CLIM provides a mechanism for "translating" between presentation types. In other words, within an input context for type A, the translator mechanism allows a programmer to have presentations of some other type B treated as though they were objects of type A.
You can define presentation translators to make the user interface of your application more flexible. For example, suppose the input context is expecting a command. In this input context, all displayed commands are sensitive, so the user can point to one to execute it. However, suppose the user points to another kind of displayed object, such as a student. In the absence of a presentation translator, the student is not sensitive because only commands can be entered to this input context.
If you used a presentation translator that translates from students to commands, however, both students and commands would be sensitive. When the student is highlighted, the middle pointer button might execute the command show-transcript for that student.
A presentation translator defines how to translate from one presentation type to another.

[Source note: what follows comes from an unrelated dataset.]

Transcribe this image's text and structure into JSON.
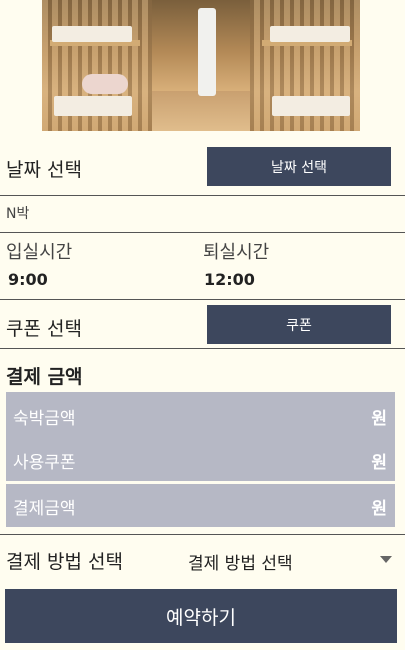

In the previous scenario, the input context is command . A user-defined presentation translator states how to translate from the student presentation type to the command presentation type.
The concept of translating from an arbitrary presentation type to a command is so useful that CLIM provides the special define-presentation-to-command-translator macro for this purpose. You can think of these presentation-to-command translators as a convenience for the users; users can select the command and give the argument at the same time.
Note that presentation-to-command translators make it easier to write applications that give a "direct manipulation" feel to the user.
A presentation that appears on the screen can be sensitive . This means that the presentation can be operated on directly by using the pointer. A sensitive presentation will be highlighted when the pointer is over it. (In rare cases, the highlighting of some sensitive presentations is turned off.)
Sensitivity is controlled by three factors:
Input context type--a presentation type describes the type of input currently being accepted.
Pointer location--the pointer is pointing at a presentation or a blank area on the screen.
Modifier keys (
)--these keys expand the space of available gestures beyond what is available from the pointer buttons.
Presentation translators link these three factors.
A presentation translator specifies the conditions under which it is applicable, a description to be displayed, and what to do when it is invoked by clicking the pointer.
A presentation is sensitive (and highlighted) if there is at least one applicable translator that could be invoked by clicking a button with the pointer at its current location and the modifier keys in their current state. If there is no applicable translator, there is no sensitivity and no highlighting.
Each presentation translator has two associated presentation types, its from-presentation-type and to-presentation-type , which are the primary factors in its applicability. Since a presentation translator translates an output presentation into an input presentation, a presentation translator is applicable if the type of the presentation at the pointer "matches" the from-presentation-type and the input context type "matches" the to-presentation-type . (We define what "match" means in the next section.) Each presentation translator is attached to a particular pointer gesture, which is a combination of a pointer button and a set of modifier keys. Clicking the pointer button while holding down the modifier keys invokes the translator.
Note that a translator produces an input presentation consisting of an object and a presentation type to satisfy the program accepting input. The result of a translator might be returned from accept , or it might be absorbed by a parser and provide only part of the input. An input presentation is not actually represented as an object. Instead, a translator's body returns two values. The object is the first value. The presentation type is the second value; it defaults to the to-presentation-type if the body returns only one value.
Common Lisp Interface Manager 2.0 User's Guide - 20 Sep 2011